__PROBLEM STATEMENT__: Each line of the data below holding the word "name" must be copied.

__TASK INPUT__:

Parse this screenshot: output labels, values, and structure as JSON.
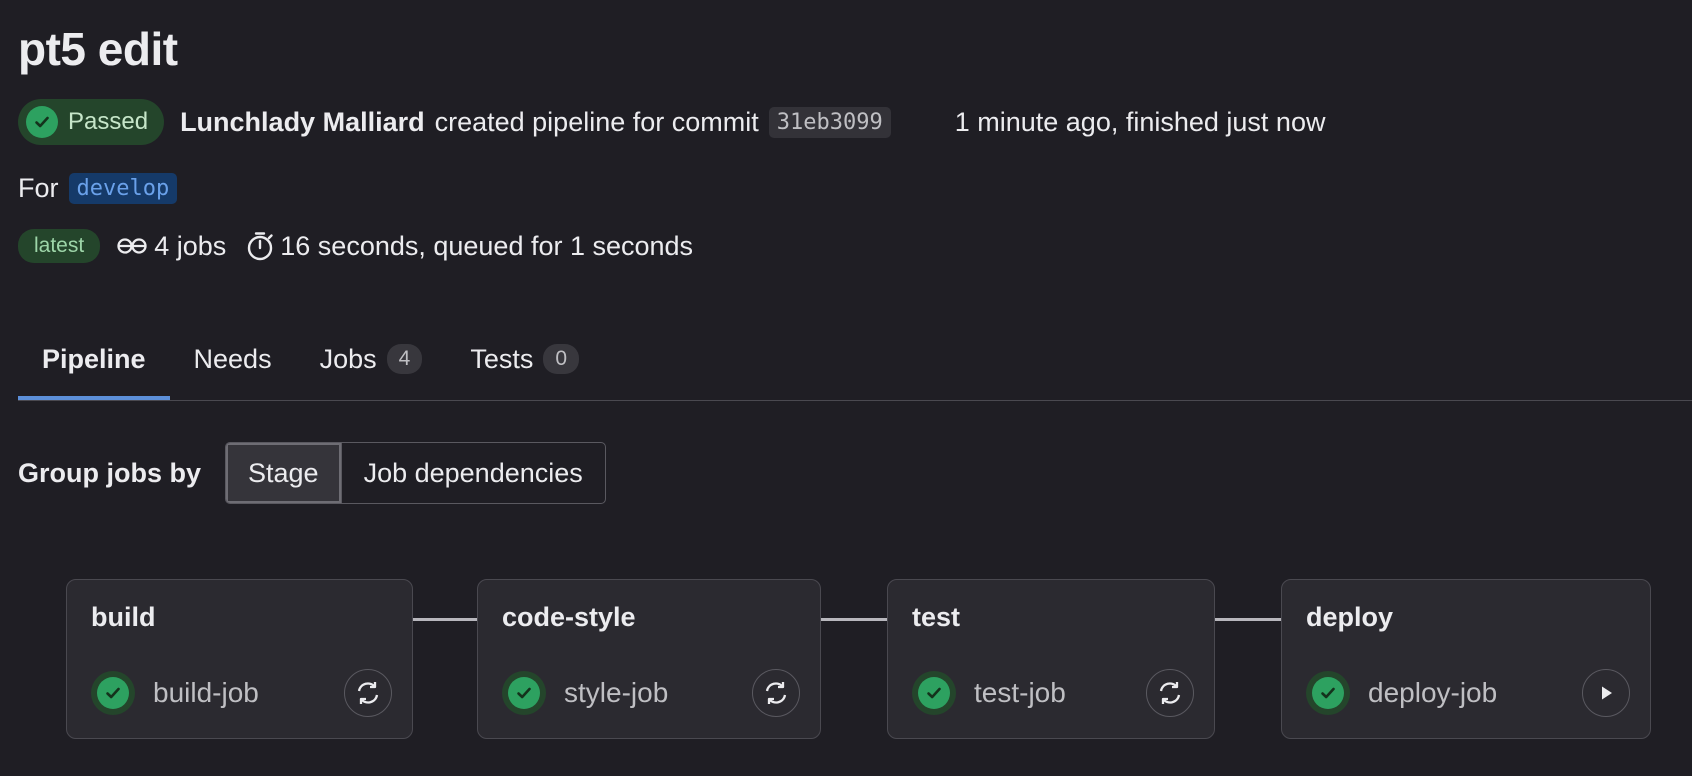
{
  "pipeline": {
    "title": "pt5 edit",
    "status_label": "Passed",
    "author": "Lunchlady Malliard",
    "created_text": "created pipeline for commit",
    "commit_sha": "31eb3099",
    "time_text": "1 minute ago, finished just now",
    "for_label": "For",
    "branch": "develop",
    "latest_badge": "latest",
    "jobs_count": "4 jobs",
    "duration": "16 seconds, queued for 1 seconds"
  },
  "tabs": [
    {
      "label": "Pipeline"
    },
    {
      "label": "Needs"
    },
    {
      "label": "Jobs",
      "count": "4"
    },
    {
      "label": "Tests",
      "count": "0"
    }
  ],
  "group_by": {
    "label": "Group jobs by",
    "options": [
      "Stage",
      "Job dependencies"
    ],
    "selected": "Stage"
  },
  "stages": [
    {
      "name": "build",
      "job": "build-job",
      "action": "retry-icon"
    },
    {
      "name": "code-style",
      "job": "style-job",
      "action": "retry-icon"
    },
    {
      "name": "test",
      "job": "test-job",
      "action": "retry-icon"
    },
    {
      "name": "deploy",
      "job": "deploy-job",
      "action": "play-icon"
    }
  ],
  "colors": {
    "background": "#1f1e24",
    "success": "#2da160",
    "success_bg": "#24452b",
    "tab_active": "#5c8fd9",
    "branch_bg": "#153a69",
    "branch_text": "#6aa1ea"
  }
}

__EXERCISE RESULT__:
      "name": "build",
      "name": "code-style",
      "name": "test",
      "name": "deploy",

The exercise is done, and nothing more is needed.